PROBLEM REQUIREMENTS
Give back the listing underneath, unchanged and complete.

RECORDS TO PROCESS
= Beginning of Section =

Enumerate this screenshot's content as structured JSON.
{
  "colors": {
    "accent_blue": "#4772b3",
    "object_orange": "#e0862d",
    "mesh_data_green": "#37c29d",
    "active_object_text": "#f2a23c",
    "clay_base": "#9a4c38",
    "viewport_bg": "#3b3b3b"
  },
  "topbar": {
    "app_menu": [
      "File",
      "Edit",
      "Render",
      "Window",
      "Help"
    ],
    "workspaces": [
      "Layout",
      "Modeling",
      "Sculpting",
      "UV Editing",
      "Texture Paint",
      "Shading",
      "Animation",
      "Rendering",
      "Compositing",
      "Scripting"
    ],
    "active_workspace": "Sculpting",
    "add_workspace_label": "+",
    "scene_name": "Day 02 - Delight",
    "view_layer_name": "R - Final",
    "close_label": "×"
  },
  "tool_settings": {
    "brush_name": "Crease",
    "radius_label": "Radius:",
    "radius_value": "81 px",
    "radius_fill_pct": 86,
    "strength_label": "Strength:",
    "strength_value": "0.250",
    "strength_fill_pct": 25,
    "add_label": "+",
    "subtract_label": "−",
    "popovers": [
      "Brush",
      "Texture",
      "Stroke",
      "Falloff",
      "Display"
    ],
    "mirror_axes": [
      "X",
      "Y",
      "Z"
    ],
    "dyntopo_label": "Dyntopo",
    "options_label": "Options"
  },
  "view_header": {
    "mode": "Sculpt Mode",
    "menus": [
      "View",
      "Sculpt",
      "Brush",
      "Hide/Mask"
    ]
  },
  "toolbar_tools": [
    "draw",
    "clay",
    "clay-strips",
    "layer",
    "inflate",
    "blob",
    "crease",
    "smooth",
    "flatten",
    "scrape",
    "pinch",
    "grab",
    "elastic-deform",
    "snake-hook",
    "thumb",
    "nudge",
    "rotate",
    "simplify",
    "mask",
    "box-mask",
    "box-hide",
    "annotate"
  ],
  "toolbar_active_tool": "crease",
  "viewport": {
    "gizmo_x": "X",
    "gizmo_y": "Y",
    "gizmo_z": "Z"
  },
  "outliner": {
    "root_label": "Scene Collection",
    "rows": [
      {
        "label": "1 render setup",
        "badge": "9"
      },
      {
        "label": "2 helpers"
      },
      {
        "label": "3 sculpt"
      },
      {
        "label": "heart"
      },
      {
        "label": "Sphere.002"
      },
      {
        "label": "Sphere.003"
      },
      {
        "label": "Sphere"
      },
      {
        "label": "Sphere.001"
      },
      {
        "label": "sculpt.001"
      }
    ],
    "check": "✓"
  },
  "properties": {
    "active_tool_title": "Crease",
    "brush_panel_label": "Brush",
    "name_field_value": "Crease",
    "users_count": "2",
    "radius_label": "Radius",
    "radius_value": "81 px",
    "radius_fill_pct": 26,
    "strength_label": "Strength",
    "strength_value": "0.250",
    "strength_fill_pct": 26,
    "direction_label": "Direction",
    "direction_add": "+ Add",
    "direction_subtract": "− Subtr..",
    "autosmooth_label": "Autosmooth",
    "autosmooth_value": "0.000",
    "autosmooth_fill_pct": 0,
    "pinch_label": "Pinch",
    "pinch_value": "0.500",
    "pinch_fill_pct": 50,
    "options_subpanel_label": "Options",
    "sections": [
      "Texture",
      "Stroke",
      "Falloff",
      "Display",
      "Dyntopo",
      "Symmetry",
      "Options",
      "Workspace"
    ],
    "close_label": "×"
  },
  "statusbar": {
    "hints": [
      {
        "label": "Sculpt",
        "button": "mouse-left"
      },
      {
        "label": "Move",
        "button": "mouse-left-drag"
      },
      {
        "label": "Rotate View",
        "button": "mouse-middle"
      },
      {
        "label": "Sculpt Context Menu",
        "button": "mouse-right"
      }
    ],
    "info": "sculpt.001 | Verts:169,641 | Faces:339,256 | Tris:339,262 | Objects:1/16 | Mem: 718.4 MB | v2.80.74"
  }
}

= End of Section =

EXERCISE ANSWER
Enumerate this screenshot's content as structured JSON.
{
  "colors": {
    "accent_blue": "#4772b3",
    "object_orange": "#e0862d",
    "mesh_data_green": "#37c29d",
    "active_object_text": "#f2a23c",
    "clay_base": "#9a4c38",
    "viewport_bg": "#3b3b3b"
  },
  "topbar": {
    "app_menu": [
      "File",
      "Edit",
      "Render",
      "Window",
      "Help"
    ],
    "workspaces": [
      "Layout",
      "Modeling",
      "Sculpting",
      "UV Editing",
      "Texture Paint",
      "Shading",
      "Animation",
      "Rendering",
      "Compositing",
      "Scripting"
    ],
    "active_workspace": "Sculpting",
    "add_workspace_label": "+",
    "scene_name": "Day 02 - Delight",
    "view_layer_name": "R - Final",
    "close_label": "×"
  },
  "tool_settings": {
    "brush_name": "Crease",
    "radius_label": "Radius:",
    "radius_value": "81 px",
    "radius_fill_pct": 86,
    "strength_label": "Strength:",
    "strength_value": "0.250",
    "strength_fill_pct": 25,
    "add_label": "+",
    "subtract_label": "−",
    "popovers": [
      "Brush",
      "Texture",
      "Stroke",
      "Falloff",
      "Display"
    ],
    "mirror_axes": [
      "X",
      "Y",
      "Z"
    ],
    "dyntopo_label": "Dyntopo",
    "options_label": "Options"
  },
  "view_header": {
    "mode": "Sculpt Mode",
    "menus": [
      "View",
      "Sculpt",
      "Brush",
      "Hide/Mask"
    ]
  },
  "toolbar_tools": [
    "draw",
    "clay",
    "clay-strips",
    "layer",
    "inflate",
    "blob",
    "crease",
    "smooth",
    "flatten",
    "scrape",
    "pinch",
    "grab",
    "elastic-deform",
    "snake-hook",
    "thumb",
    "nudge",
    "rotate",
    "simplify",
    "mask",
    "box-mask",
    "box-hide",
    "annotate"
  ],
  "toolbar_active_tool": "crease",
  "viewport": {
    "gizmo_x": "X",
    "gizmo_y": "Y",
    "gizmo_z": "Z"
  },
  "outliner": {
    "root_label": "Scene Collection",
    "rows": [
      {
        "label": "1 render setup",
        "badge": "9"
      },
      {
        "label": "2 helpers"
      },
      {
        "label": "3 sculpt"
      },
      {
        "label": "heart"
      },
      {
        "label": "Sphere.002"
      },
      {
        "label": "Sphere.003"
      },
      {
        "label": "Sphere"
      },
      {
        "label": "Sphere.001"
      },
      {
        "label": "sculpt.001"
      }
    ],
    "check": "✓"
  },
  "properties": {
    "active_tool_title": "Crease",
    "brush_panel_label": "Brush",
    "name_field_value": "Crease",
    "users_count": "2",
    "radius_label": "Radius",
    "radius_value": "81 px",
    "radius_fill_pct": 26,
    "strength_label": "Strength",
    "strength_value": "0.250",
    "strength_fill_pct": 26,
    "direction_label": "Direction",
    "direction_add": "+ Add",
    "direction_subtract": "− Subtr..",
    "autosmooth_label": "Autosmooth",
    "autosmooth_value": "0.000",
    "autosmooth_fill_pct": 0,
    "pinch_label": "Pinch",
    "pinch_value": "0.500",
    "pinch_fill_pct": 50,
    "options_subpanel_label": "Options",
    "sections": [
      "Texture",
      "Stroke",
      "Falloff",
      "Display",
      "Dyntopo",
      "Symmetry",
      "Options",
      "Workspace"
    ],
    "close_label": "×"
  },
  "statusbar": {
    "hints": [
      {
        "label": "Sculpt",
        "button": "mouse-left"
      },
      {
        "label": "Move",
        "button": "mouse-left-drag"
      },
      {
        "label": "Rotate View",
        "button": "mouse-middle"
      },
      {
        "label": "Sculpt Context Menu",
        "button": "mouse-right"
      }
    ],
    "info": "sculpt.001 | Verts:169,641 | Faces:339,256 | Tris:339,262 | Objects:1/16 | Mem: 718.4 MB | v2.80.74"
  }
}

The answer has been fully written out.